Data shown:
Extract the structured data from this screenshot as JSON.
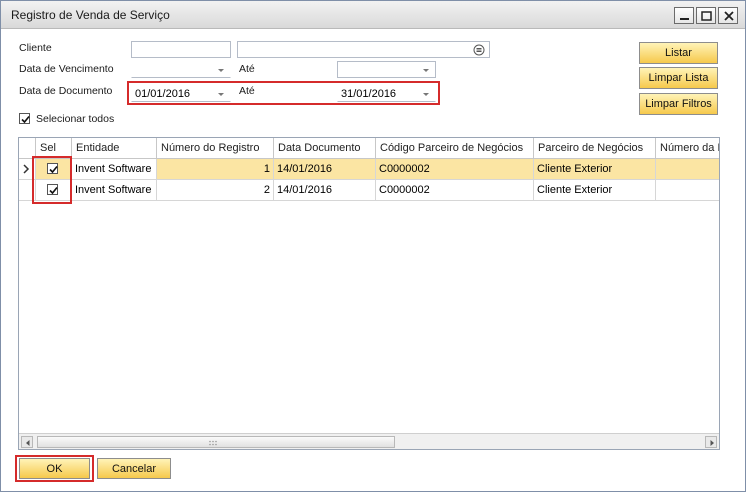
{
  "window": {
    "title": "Registro de Venda de Serviço"
  },
  "filters": {
    "cliente_label": "Cliente",
    "cliente_code": "",
    "cliente_name": "",
    "venc_label": "Data de Vencimento",
    "venc_from": "",
    "venc_ate_label": "Até",
    "venc_to": "",
    "doc_label": "Data de Documento",
    "doc_from": "01/01/2016",
    "doc_ate_label": "Até",
    "doc_to": "31/01/2016",
    "select_all_label": "Selecionar todos",
    "select_all_checked": true
  },
  "side_buttons": {
    "listar": "Listar",
    "limpar_lista": "Limpar Lista",
    "limpar_filtros": "Limpar Filtros"
  },
  "grid": {
    "columns": [
      "Sel",
      "Entidade",
      "Número do Registro",
      "Data Documento",
      "Código Parceiro de Negócios",
      "Parceiro de Negócios",
      "Número da N"
    ],
    "rows": [
      {
        "sel": true,
        "entidade": "Invent Software",
        "numero": "1",
        "data": "14/01/2016",
        "codigo": "C0000002",
        "parceiro": "Cliente Exterior",
        "numero_n": ""
      },
      {
        "sel": true,
        "entidade": "Invent Software",
        "numero": "2",
        "data": "14/01/2016",
        "codigo": "C0000002",
        "parceiro": "Cliente Exterior",
        "numero_n": ""
      }
    ]
  },
  "footer": {
    "ok": "OK",
    "cancel": "Cancelar"
  },
  "colors": {
    "highlight": "#d52b2b",
    "button": "#f6c94c",
    "selected_row": "#fbe5a3"
  }
}
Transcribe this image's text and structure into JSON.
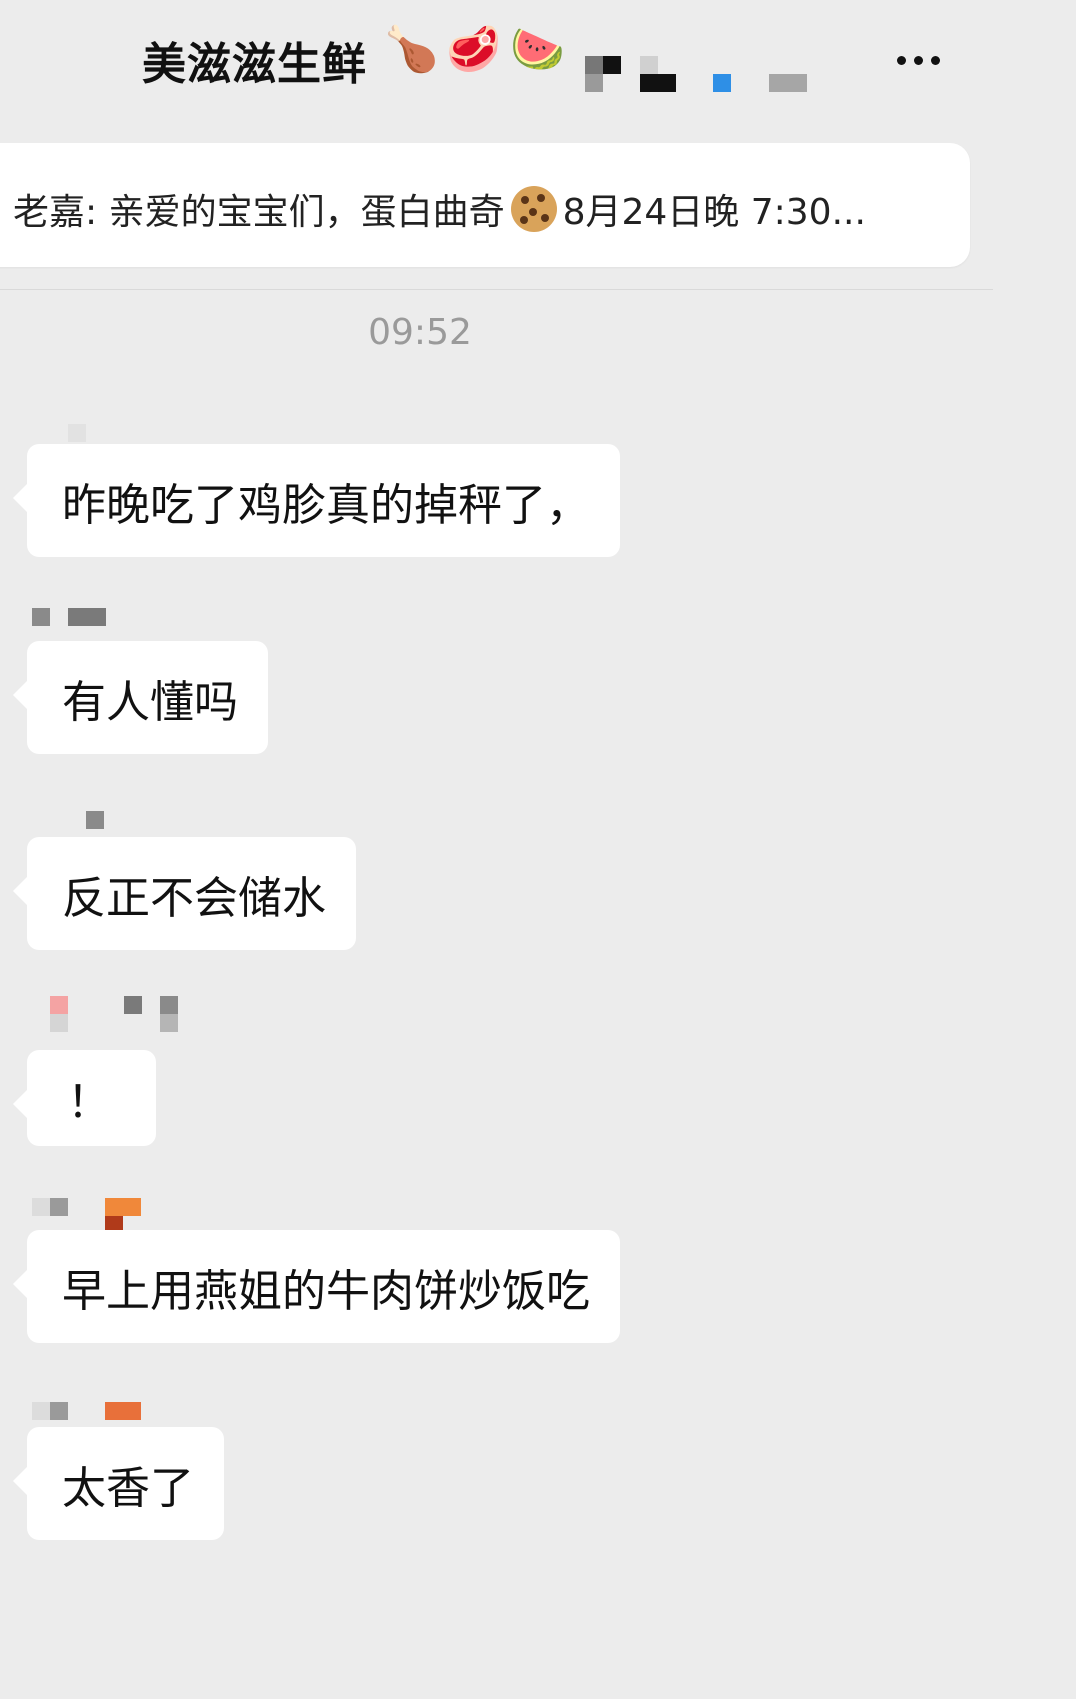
{
  "header": {
    "title": "美滋滋生鲜",
    "title_emojis": [
      "🍗",
      "🥩",
      "🍉"
    ],
    "more_icon": "more-dots-icon"
  },
  "pinned": {
    "text_before_emoji": "老嘉: 亲爱的宝宝们，蛋白曲奇",
    "emoji": "🍪",
    "text_after_emoji": "8月24日晚 7:30..."
  },
  "chat": {
    "timestamp": "09:52",
    "messages": [
      {
        "text": "昨晚吃了鸡胗真的掉秤了，"
      },
      {
        "text": "有人懂吗"
      },
      {
        "text": "反正不会储水"
      },
      {
        "text": "！"
      },
      {
        "text": "早上用燕姐的牛肉饼炒饭吃"
      },
      {
        "text": "太香了"
      }
    ]
  },
  "colors": {
    "background": "#ececec",
    "bubble": "#ffffff",
    "timestamp": "#9a9a9a"
  }
}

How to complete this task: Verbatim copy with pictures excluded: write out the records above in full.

Answer section:
Extract the structured data from this screenshot as JSON.
{
  "window": {
    "title": "Registro de Venda de Serviço"
  },
  "filters": {
    "cliente_label": "Cliente",
    "cliente_code": "",
    "cliente_name": "",
    "venc_label": "Data de Vencimento",
    "venc_from": "",
    "venc_ate_label": "Até",
    "venc_to": "",
    "doc_label": "Data de Documento",
    "doc_from": "01/01/2016",
    "doc_ate_label": "Até",
    "doc_to": "31/01/2016",
    "select_all_label": "Selecionar todos",
    "select_all_checked": true
  },
  "side_buttons": {
    "listar": "Listar",
    "limpar_lista": "Limpar Lista",
    "limpar_filtros": "Limpar Filtros"
  },
  "grid": {
    "columns": [
      "Sel",
      "Entidade",
      "Número do Registro",
      "Data Documento",
      "Código Parceiro de Negócios",
      "Parceiro de Negócios",
      "Número da N"
    ],
    "rows": [
      {
        "sel": true,
        "entidade": "Invent Software",
        "numero": "1",
        "data": "14/01/2016",
        "codigo": "C0000002",
        "parceiro": "Cliente Exterior",
        "numero_n": ""
      },
      {
        "sel": true,
        "entidade": "Invent Software",
        "numero": "2",
        "data": "14/01/2016",
        "codigo": "C0000002",
        "parceiro": "Cliente Exterior",
        "numero_n": ""
      }
    ]
  },
  "footer": {
    "ok": "OK",
    "cancel": "Cancelar"
  },
  "colors": {
    "highlight": "#d52b2b",
    "button": "#f6c94c",
    "selected_row": "#fbe5a3"
  }
}
Transcribe this image's text and structure into JSON.
{
  "header": {
    "title": "美滋滋生鲜",
    "title_emojis": [
      "🍗",
      "🥩",
      "🍉"
    ],
    "more_icon": "more-dots-icon"
  },
  "pinned": {
    "text_before_emoji": "老嘉: 亲爱的宝宝们，蛋白曲奇",
    "emoji": "🍪",
    "text_after_emoji": "8月24日晚 7:30..."
  },
  "chat": {
    "timestamp": "09:52",
    "messages": [
      {
        "text": "昨晚吃了鸡胗真的掉秤了，"
      },
      {
        "text": "有人懂吗"
      },
      {
        "text": "反正不会储水"
      },
      {
        "text": "！"
      },
      {
        "text": "早上用燕姐的牛肉饼炒饭吃"
      },
      {
        "text": "太香了"
      }
    ]
  },
  "colors": {
    "background": "#ececec",
    "bubble": "#ffffff",
    "timestamp": "#9a9a9a"
  }
}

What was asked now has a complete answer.